Ohio University is recognizing International Women's History month by welcoming one of the country's most influential women's rights activists.
Lilly Ledbetter is scheduled to speak in Athens Thursday evening about gender inequality in the workplace. The lecture is part of OU's annual Kennedy Lecture series.
"I'm very excited about Lilly Ledbetter visiting our campus. I know she has a lot of (student) admirers," she said. "But also, I think amongst faculty and staff and townspeople in general because people do look up to her as a leader, as someone who wouldn't take no for an answer," said Suzanna Dietzel, director of OU's Women's Center.
Ledbetter is the namesake of the Fair Pay Protection Act, which was the first piece of legislation signed into law by President Barack Obama at the beginning of his first-term presidency in 2009.
"It was an 18-month journey to get that law changed, and I stayed in Washington as often as I possibly could lobbying for that bill to make sure that it did get passed because it meant so much to so many American families," Ledbetter said.
Ledbetter worked for Goodyear Tire and Rubber Company for 19 years before finding out that she made 40 percent less than her male counterparts who did the exact same job.

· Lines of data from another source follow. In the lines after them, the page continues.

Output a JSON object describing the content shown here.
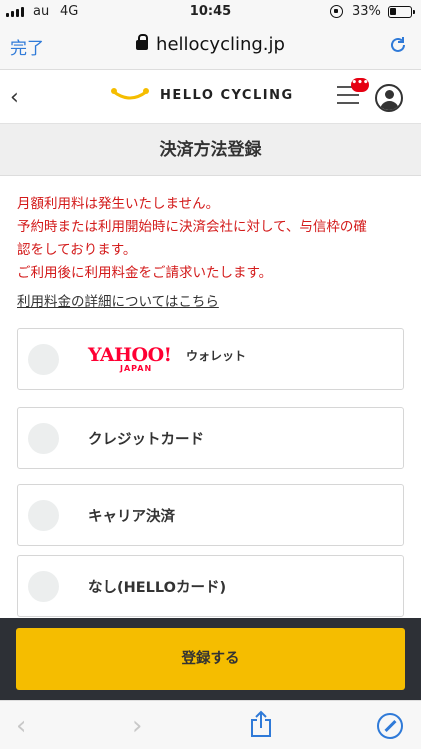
{
  "status_bar": {
    "carrier": "au",
    "network": "4G",
    "time": "10:45",
    "battery": "33%"
  },
  "browser": {
    "done_label": "完了",
    "url": "hellocycling.jp"
  },
  "site": {
    "logo_text": "HELLO CYCLING",
    "badge_text": "•••"
  },
  "page": {
    "title": "決済方法登録",
    "notice_lines": [
      "月額利用料は発生いたしません。",
      "予約時または利用開始時に決済会社に対して、与信枠の確",
      "認をしております。",
      "ご利用後に利用料金をご請求いたします。"
    ],
    "detail_link": "利用料金の詳細についてはこちら"
  },
  "options": {
    "yahoo": {
      "logo": "YAHOO!",
      "logo_sub": "JAPAN",
      "label": "ウォレット"
    },
    "credit": {
      "label": "クレジットカード"
    },
    "carrier": {
      "label": "キャリア決済"
    },
    "none": {
      "label": "なし(HELLOカード)"
    }
  },
  "footer": {
    "register_label": "登録する"
  },
  "toolbar": {
    "back_glyph": "‹",
    "forward_glyph": "›"
  },
  "colors": {
    "accent": "#f5bd00",
    "notice": "#d31a1a",
    "ios_blue": "#2f7ad8"
  }
}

She said she never would have found out about the gap in pay if she hadn't received an anonymous note on her desk.
"I was shocked, devastated and the first thing I thought about was how much overtime money that I had been short-changed besides the basic pay," she said.
Ledbetter said the pay gap wasn't just an obstacle while working for the company. She said she also experienced difficulties as a result of the discrimination later in life. \
"It not only hurt my family during the years I was working, but it has followed me into retirement," Ledbetter said.
Despite the progress that has been made over the years in the Women's Rights Movement, Dietzel says there is still a long way to go when it comes to women's equality in the workplace.
"If you ask me what are some of our unfought battles, pay equity remains high on the agenda," Dietzel said.
Ledbetter hopes to inspire women in southeast Ohio to work towards equality and urges them to start in their own communities.
"Start somewhere local. Run for the local commissions, run for local mayor, run for whatever in the state and then move on up to Washington because that is a wonderful career and women have a lot to contribute," Ledbetter said.
Doors will open at the Templeton Blackburn Alumni Memorial Auditorium for Ledbetter's event at 6:30 p.m. and there is no cost for admission.